In the year 1970, there were a grand total of 3 art fairs happening across the globe. Fast forward to 2016 however, and we have 270. And that’s just the major ones. Contemporary Istanbul, which is now in its 11th year, is the latest in a slew of fairs to try and set itself apart from the pack, by re-examining the art fair model. We take a look at the ingredients necessary to CI stand out in 2016…

First, the location. Set amidst the slopes of Istanbul’s Sisli district, in a monolith of the 150,000 metre squared ‘ICC’ convention centre, the fair’s district feels rather business-y, lacking perhaps the foliage of Frieze, or the industrial grandeur of Art Brussels. A charming location is often an important and overlooked part of the wow factor of a fair, trying to compete with other ‘tier 2’ fairs (tier 1 being TEFAF and the like, who need no help in drawing crowds). If this were in London, it would be Earl’s Court Exhibition centre, and that’s hard to get excited about.

Moving on from venue to contents – the fair claims to be ‘international contemporary art’, yet the majority of galleries are from Turkey, with the addition of a handful of southeast Asian, Spanish and German galleries (who it feels took some persuading to be there). Their contents ranges from relatively safe bet to unimaginative, with few galleries feeling daring, and overall their feels a lack of theme, direction, and most importantly, excitement. Curation feels non-existent and the so-called ‘selection committee’ could do with visiting a fair more fairs to get an example of what makes for good appearances. There is a lack of interaction as you walk around the site between viewer and work, and nothing seems to challenge – the work, while certainly falling under the moniker ‘contemporary’ feels out of date. A small row of booths dedicated to non-profits and initiatives feels like a cop out for face, and the solo show booths can easily be passed by un-noticed. A new addition for this year entitled ‘collectors stories’ asked 60 Turkish collectors to each bring their two favourite pieces to display at the fair had us excited, but it failed to deliver.
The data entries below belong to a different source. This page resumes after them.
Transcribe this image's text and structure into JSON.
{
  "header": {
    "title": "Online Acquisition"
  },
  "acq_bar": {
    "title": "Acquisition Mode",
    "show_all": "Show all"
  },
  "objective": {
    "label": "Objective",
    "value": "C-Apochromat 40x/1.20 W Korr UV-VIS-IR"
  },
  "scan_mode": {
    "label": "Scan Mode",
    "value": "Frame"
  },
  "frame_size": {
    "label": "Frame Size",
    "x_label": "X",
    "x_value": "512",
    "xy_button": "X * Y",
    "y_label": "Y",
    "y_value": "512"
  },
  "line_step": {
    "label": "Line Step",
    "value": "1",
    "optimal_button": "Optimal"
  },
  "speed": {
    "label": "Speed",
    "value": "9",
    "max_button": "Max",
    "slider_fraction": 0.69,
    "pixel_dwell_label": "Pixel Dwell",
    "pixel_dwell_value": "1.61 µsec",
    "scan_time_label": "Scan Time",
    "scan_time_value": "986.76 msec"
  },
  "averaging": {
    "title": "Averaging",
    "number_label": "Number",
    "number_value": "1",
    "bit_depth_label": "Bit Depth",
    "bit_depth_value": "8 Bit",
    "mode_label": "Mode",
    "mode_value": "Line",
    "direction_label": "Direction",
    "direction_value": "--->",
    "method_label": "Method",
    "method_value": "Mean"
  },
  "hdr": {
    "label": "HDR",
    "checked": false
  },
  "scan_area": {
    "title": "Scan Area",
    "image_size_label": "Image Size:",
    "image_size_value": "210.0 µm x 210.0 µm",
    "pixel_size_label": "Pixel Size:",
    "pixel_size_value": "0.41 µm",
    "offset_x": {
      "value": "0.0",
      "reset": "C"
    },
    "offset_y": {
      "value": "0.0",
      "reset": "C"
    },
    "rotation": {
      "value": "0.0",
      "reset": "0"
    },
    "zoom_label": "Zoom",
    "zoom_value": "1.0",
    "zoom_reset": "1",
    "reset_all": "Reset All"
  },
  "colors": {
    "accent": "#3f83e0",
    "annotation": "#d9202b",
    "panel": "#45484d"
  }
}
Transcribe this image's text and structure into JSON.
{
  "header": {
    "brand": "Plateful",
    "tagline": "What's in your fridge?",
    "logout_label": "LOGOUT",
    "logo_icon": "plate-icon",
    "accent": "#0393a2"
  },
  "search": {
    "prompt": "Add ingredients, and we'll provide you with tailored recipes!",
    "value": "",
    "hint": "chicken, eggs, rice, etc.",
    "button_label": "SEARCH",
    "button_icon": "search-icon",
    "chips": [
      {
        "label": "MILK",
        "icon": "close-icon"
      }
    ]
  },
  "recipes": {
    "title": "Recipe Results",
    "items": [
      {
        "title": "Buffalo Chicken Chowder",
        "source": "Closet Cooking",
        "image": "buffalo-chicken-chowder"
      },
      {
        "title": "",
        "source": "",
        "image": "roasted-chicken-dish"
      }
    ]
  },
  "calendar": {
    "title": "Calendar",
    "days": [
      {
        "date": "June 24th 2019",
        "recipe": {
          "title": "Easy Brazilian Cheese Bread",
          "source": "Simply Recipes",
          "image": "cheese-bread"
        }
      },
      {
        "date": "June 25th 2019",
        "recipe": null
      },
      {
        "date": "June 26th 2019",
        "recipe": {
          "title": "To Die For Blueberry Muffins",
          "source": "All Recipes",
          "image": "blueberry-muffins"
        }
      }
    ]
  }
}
No sense of curation could be felt, works were poorly displayed, and most frustratingly the majority lacked the context in which they had been selected. Instead it felt like a chance for the friends and associates of the fairs organisers to pat themselves on the back, and being told that no-one had anything to benefit from it was an insult to our intelligence.

Some booths, such as Pi gallery’s, did hit the mark, with clever works, engaging curation and interesting dialects – this sort of forward thinking needs to be the drive off the fair.

View of the booth of Pi Artworks at Contemporary Istanbul, 2016. Courtesy Contemporary Istanbul.

View of the booth of Pi Artworks at Contemporary Istanbul, 2016. Courtesy Contemporary Istanbul.

But having said all this, CI still felt a success. It created a great buzz in a city that is facing a very tough time. Only two months ago it was on the brink of a civil war, has been one of the most burdened by the migrant crisis and has seen tourism all but wiped out. So for the organisers to push ahead and do the fair, has been no walk in the park. Their steadfast belief and pride in the city, and country’s art scene, is admirable. The crowds turned out, the wallets were revealed, and everyone, for a couple of days, is being brought together to have a good time in the name of art; surely that’s nothing to be sniffed at. Sales were strong at the preview, with works up to £250,000 selling in the first few hours, proving the collectors were out in force, ready to buy, and that key pieces were sought after amongst the offerings.

Collector's Stories. Photo Courtesy Contemporary Istanbul.

Collector’s Stories. Photo Courtesy Contemporary Istanbul.

The programme’s structure is perfect – and with its move to September next year to coincide with several other art events, it will be the focus of ‘Istanbul Art Week’. The talks, tours, visits to studios, galleries and collector’s houses and VIP programme is worthy of any top global art fair, and ‘Collector’s Stories’ is wonderfully inventive albeit flat. With a slight push in the right direction to bring it inline with other European fairs (see; Arco, MiArt, Artissima etc. for ideas on how to create great atmosphere), and better-curated art with well thought out projects, Contemporary Istanbul could be one of the best. It has all the ingredients of a great fair, and more importantly, the hungry guests – it just needs a clever head chef to bring it all together and make it a masterpiece. They have pulled of quite an achievement in the face of recent adversity, so due respect must be given, and we have little doubt that next year, they will fill the cracks of this year’s fair, cementing Contemporary Istanbul firmly on the art fair circuit.

Contemporary Istanbul, 3-5 November 2016, Istanbul Congress Centre: Darulbedai Cad. No: 3 Sisli Istanbul, ICEC, Istanbul Convention and Exhibition Centre: Gümü, Cad. No: 4 34367, Harbiye, Istanbul